My Wicked, Wicked Ways
Born on June 20th, 1909 in Battery Point, Tasmania, Errol Leslie Thomson Flynn became one of cinema’s greatest movie stars who achieved everlasting fame during the Golden Age of Hollywood with numerous roles in swashbuckling adventure films that still endure today as the benchmarks for the genre.
Never one for taking himself too seriously he also enjoyed a reputation for womanising and a hedonistic personal life that, to be honest, would be the envy of any red-blooded male !
In 1933 he managed to snare the role of Fletcher Christian in the film In The Wake Of The Bounty which quickly got the attention of Hollywood where he featured in a couple of minor roles but his big break came in 1935 with the release of Captain Blood. Originally to star Robert Donat, who turned the role down due to ill-health, so Warner Bros cast Flynn, after a number of highly impressive screen tests. The film was a huge success and launched the careers of two stars – Flynn and his frequent co-star Olivia de Havilland.
A few films passed until in 1938 when Flynn starred in most famous, and beloved role, as Robin Hood in the magnificent The Adventures Of Robin Hood.
84 years later this is still the gold-standard benchmark for adventure films where Flynn’s bravado and charisma shines throughout.
He was ably assisted by a terrific supporting cast with Olivia de Havilland as Maid Marion, Claude Rains as Prince John and Basil Rathbone as the villainous Sir Guy of Gisbourne. The climatic sword fight between Robin and Sir Guy has never been bettered.
Many years later de Havilland recounted in an interview: “And so we had one kissing scene, which I looked forward to with great delight. I remember I blew every take, at least six in a row, maybe seven, maybe eight, and we had to kiss all over again. And Errol Flynn got really rather uncomfortable, and he had, if I may say so, a little trouble with his tights.”
Flynn’s movie career was at its apex with such films as The Dawn Patrol, Dodge City, The Private Lives Of Elizabeth And Essex, The Sea Hawk and Gentleman Jim.
He had another monster hit portraying General George Armstrong Custer in the highly fictionalised They Died With Their Boots On which still entertains today but not as a recounting of history.
Then in 1942, Flynn was accused of statutory rape by two 17-year-old girls and although he was eventually acquitted, the trial’s widespread and lurid details permanently damaged his screen image as a romantic idealised leading star.
He attempted to enlist but failed the physical exam and was pilloried by the press as a “draft dodger” which was not helped by his studio refusing to admit that Flynn, promoted for his romanticism and athleticism, had been rejected due to health issues.
His great swashbuckling adventure roles were now behind him but he arguably gave his best acting performance in 1949’s That Forsyte Woman as the cold-hearted Soames Forsyte. Although the film is rather dull, Flynn was terrific in a role that was the antithesis of what he usually did and showed there was a real acting talent behind the facade of his public persona.
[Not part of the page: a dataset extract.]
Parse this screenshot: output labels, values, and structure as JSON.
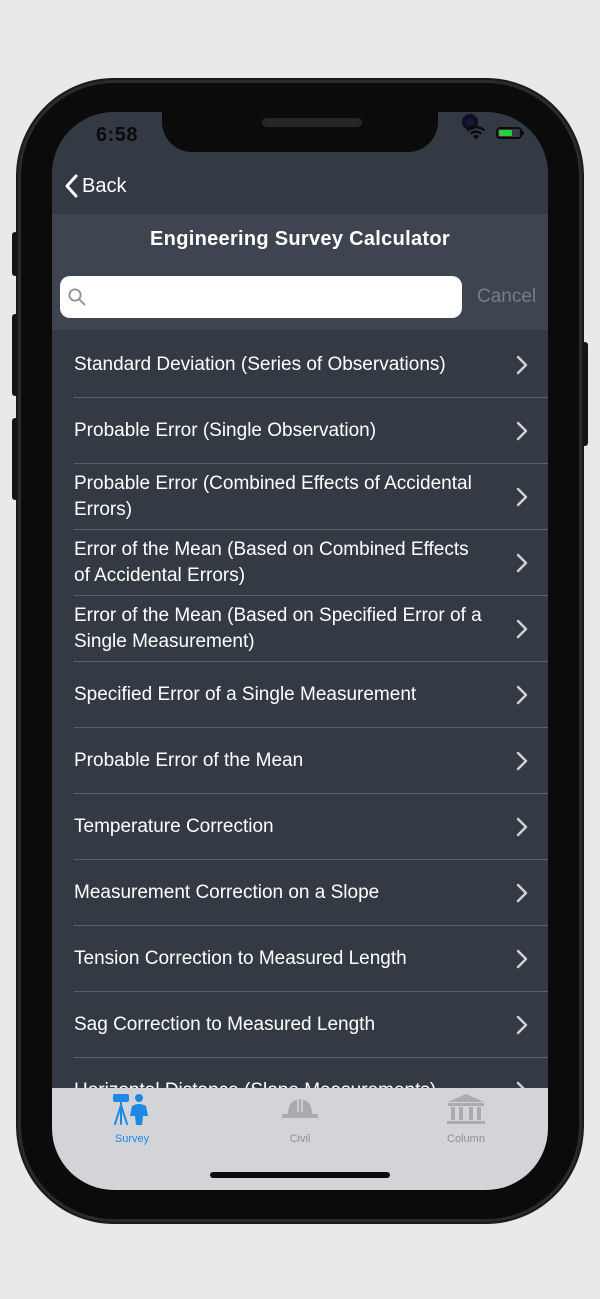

In 1959, he died of myocardial infarction as due to coronary thrombosis and coronary atherosclerosis and portal cirrhosis of the liver – in other words he drank and screwed himself to death ! He was aged just 50.
He was buried with six bottles of his favourite whiskey.
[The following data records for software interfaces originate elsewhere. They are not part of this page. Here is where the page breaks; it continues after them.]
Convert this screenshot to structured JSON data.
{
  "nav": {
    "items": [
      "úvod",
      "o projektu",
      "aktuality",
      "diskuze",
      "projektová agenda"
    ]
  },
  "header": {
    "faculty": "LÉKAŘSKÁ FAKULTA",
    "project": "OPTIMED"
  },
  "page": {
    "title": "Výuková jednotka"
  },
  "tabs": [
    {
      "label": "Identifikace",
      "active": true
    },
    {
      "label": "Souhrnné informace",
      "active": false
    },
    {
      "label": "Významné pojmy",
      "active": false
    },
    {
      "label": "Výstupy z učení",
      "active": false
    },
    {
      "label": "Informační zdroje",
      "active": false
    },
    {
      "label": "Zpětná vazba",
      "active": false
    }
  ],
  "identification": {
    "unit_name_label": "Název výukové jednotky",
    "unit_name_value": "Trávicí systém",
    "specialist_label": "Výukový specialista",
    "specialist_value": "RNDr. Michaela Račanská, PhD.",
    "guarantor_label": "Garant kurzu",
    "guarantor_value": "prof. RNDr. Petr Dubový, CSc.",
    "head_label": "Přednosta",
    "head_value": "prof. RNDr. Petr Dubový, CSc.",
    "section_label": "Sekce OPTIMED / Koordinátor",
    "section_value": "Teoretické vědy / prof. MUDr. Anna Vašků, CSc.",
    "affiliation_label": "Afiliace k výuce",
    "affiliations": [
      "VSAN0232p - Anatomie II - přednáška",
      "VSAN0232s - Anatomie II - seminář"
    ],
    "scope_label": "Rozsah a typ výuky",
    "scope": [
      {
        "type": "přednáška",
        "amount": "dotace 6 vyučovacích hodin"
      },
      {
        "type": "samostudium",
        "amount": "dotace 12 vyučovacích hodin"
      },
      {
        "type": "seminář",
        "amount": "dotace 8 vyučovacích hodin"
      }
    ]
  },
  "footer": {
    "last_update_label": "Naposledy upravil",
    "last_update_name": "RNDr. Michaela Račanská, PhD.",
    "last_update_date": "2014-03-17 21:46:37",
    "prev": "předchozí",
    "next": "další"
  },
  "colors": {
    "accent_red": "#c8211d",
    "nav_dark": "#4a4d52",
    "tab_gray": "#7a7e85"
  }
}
A posthumous autobiography was released My Wicked, Wicked Ways in which Flynn detailed with honesty a self-portrait of his lurid escapades and life.
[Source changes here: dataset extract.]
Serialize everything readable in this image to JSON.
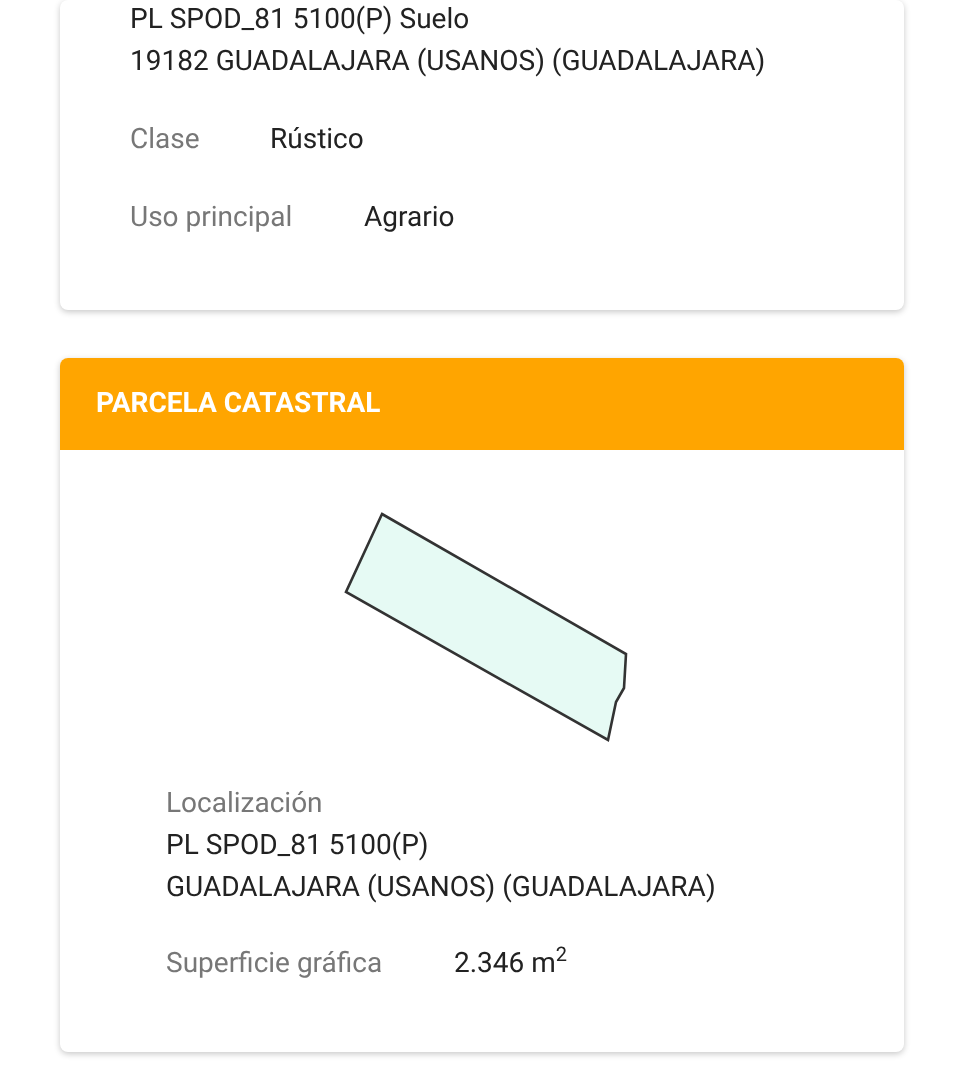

There hasn’t been a movie star quite like Errol Flynn and I doubt we will ever see one ever again to rival him.
WW Movie Clips